Learn: What is 'Super Loop' in Embedded C programming language? and how it is different from infinite loop?

In an Embedded C Application, there are set of statements which need to be executed forever. Because there are no operating system to return to or an embedded device is running until the power supply is removed.

So, to run set of statements, we need a loop that must not be finished, such kind of loops are known as 'Super Loop' or 'Infinite Loop'.

There is only one difference between 'Super Loop' and 'Infinite Loop': There may only one 'Super Loop' but the 'Infinite Loop' may be infinite (i.e. there is no limit of infinite loops in a program).

Consider the given example (Syntax)

int main()
	/*PINs configuration, interrupts, timers initialization etc*/
	/*Super/Infinite Loop*/
		/*application's tasks*/
	/*program's execution will never reach here*/
	return 0;

In this example, we used while (1) as 'Super Loop', here while is a looping statement and 1 is a non zero value that will also true and programming will run forever.

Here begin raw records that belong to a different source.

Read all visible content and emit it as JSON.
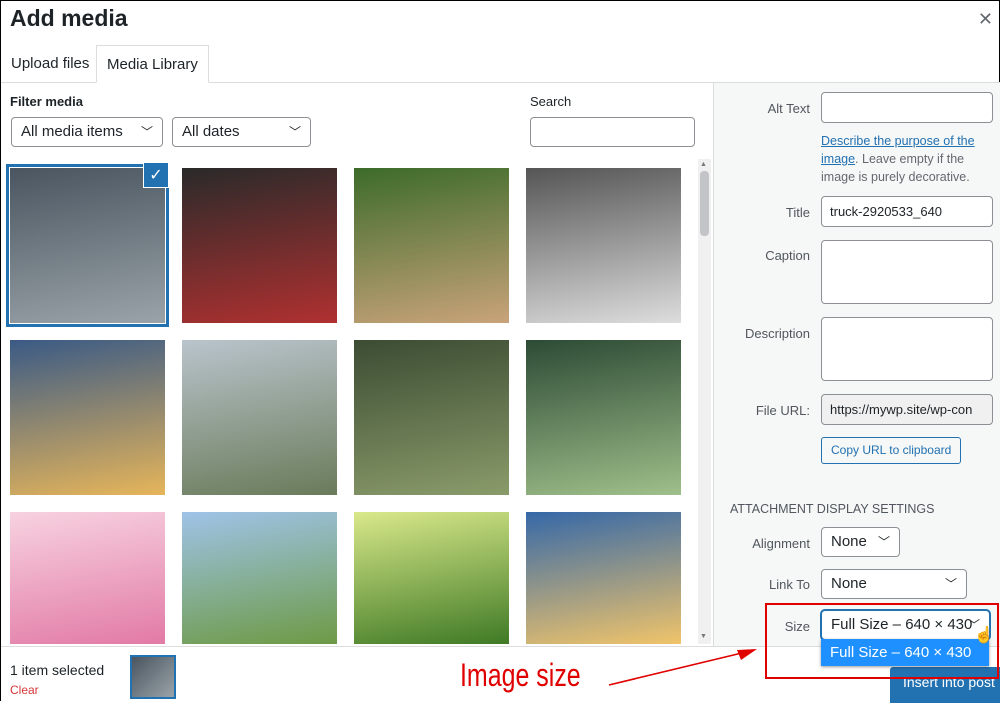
{
  "modal": {
    "title": "Add media",
    "close_icon": "close-icon"
  },
  "tabs": [
    {
      "label": "Upload files"
    },
    {
      "label": "Media Library",
      "active": true
    }
  ],
  "filter": {
    "label": "Filter media",
    "type_value": "All media items",
    "date_value": "All dates",
    "search_label": "Search",
    "search_value": ""
  },
  "grid": {
    "thumbnails": [
      {
        "subject": "truck wheels",
        "selected": true,
        "colors": [
          "#4a5560",
          "#9aa3a8"
        ]
      },
      {
        "subject": "car engine",
        "colors": [
          "#2a2a2a",
          "#b03030"
        ]
      },
      {
        "subject": "forest path",
        "colors": [
          "#3c6b2a",
          "#c9a37a"
        ]
      },
      {
        "subject": "mountain lake bw",
        "colors": [
          "#555",
          "#ddd"
        ]
      },
      {
        "subject": "sunset over mountains",
        "colors": [
          "#3a5a85",
          "#e6b55a"
        ]
      },
      {
        "subject": "snowy mountains stone path",
        "colors": [
          "#b9c4cc",
          "#6a7b5a"
        ]
      },
      {
        "subject": "green valley clouds",
        "colors": [
          "#3b4c33",
          "#8a9b6a"
        ]
      },
      {
        "subject": "misty forest",
        "colors": [
          "#2d4a35",
          "#9fbf8a"
        ]
      },
      {
        "subject": "pink blossoms",
        "colors": [
          "#f7d2e0",
          "#e27aa6"
        ]
      },
      {
        "subject": "butterflies flowers",
        "colors": [
          "#9fc3e8",
          "#6d9a45"
        ]
      },
      {
        "subject": "meadow daisies sunlight",
        "colors": [
          "#d9e88a",
          "#3f7a25"
        ]
      },
      {
        "subject": "sunrays over mountains",
        "colors": [
          "#3568a8",
          "#f0c46a"
        ]
      }
    ]
  },
  "details": {
    "alt_text_label": "Alt Text",
    "alt_text_value": "",
    "alt_help_link": "Describe the purpose of the image",
    "alt_help_text": ". Leave empty if the image is purely decorative.",
    "title_label": "Title",
    "title_value": "truck-2920533_640",
    "caption_label": "Caption",
    "caption_value": "",
    "description_label": "Description",
    "description_value": "",
    "file_url_label": "File URL:",
    "file_url_value": "https://mywp.site/wp-con",
    "copy_url_label": "Copy URL to clipboard"
  },
  "display_settings": {
    "heading": "ATTACHMENT DISPLAY SETTINGS",
    "alignment_label": "Alignment",
    "alignment_value": "None",
    "link_to_label": "Link To",
    "link_to_value": "None",
    "size_label": "Size",
    "size_value": "Full Size – 640 × 430",
    "size_options": [
      "Full Size – 640 × 430"
    ]
  },
  "toolbar": {
    "selected_count": "1 item selected",
    "clear_label": "Clear",
    "insert_label": "Insert into post"
  },
  "annotation": {
    "text": "Image size",
    "color": "#e00000"
  },
  "colors": {
    "accent": "#2271b1",
    "link": "#2271b1",
    "highlight_option": "#1e90ff"
  }
}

Note: Since, program's execution will not reach to end of the program, hence return 0 will never be executed, we can also use void main() instead of int main() and then there is no need to use return 0.


Here, initialize() is not a standard library function, we just wrote this function as an example. That mean at this section before ‘Super Loop’ you can place initialization related codes (like initialisations of interrupts, times, pins configuration, memory and other attached devices).


Here, anything() is also not a standard library function, at this section you can actual code that you want to execute again and again to keep running the device.

Benefits of 'Super Loop'

These are some of the benefits of using super loop in an Embedded Application.

  • 'Super Loop' runs give statements within the scope forever.
  • It is very simple to use, edit, debug and understand.
  • Less or no dependencies on the hardware.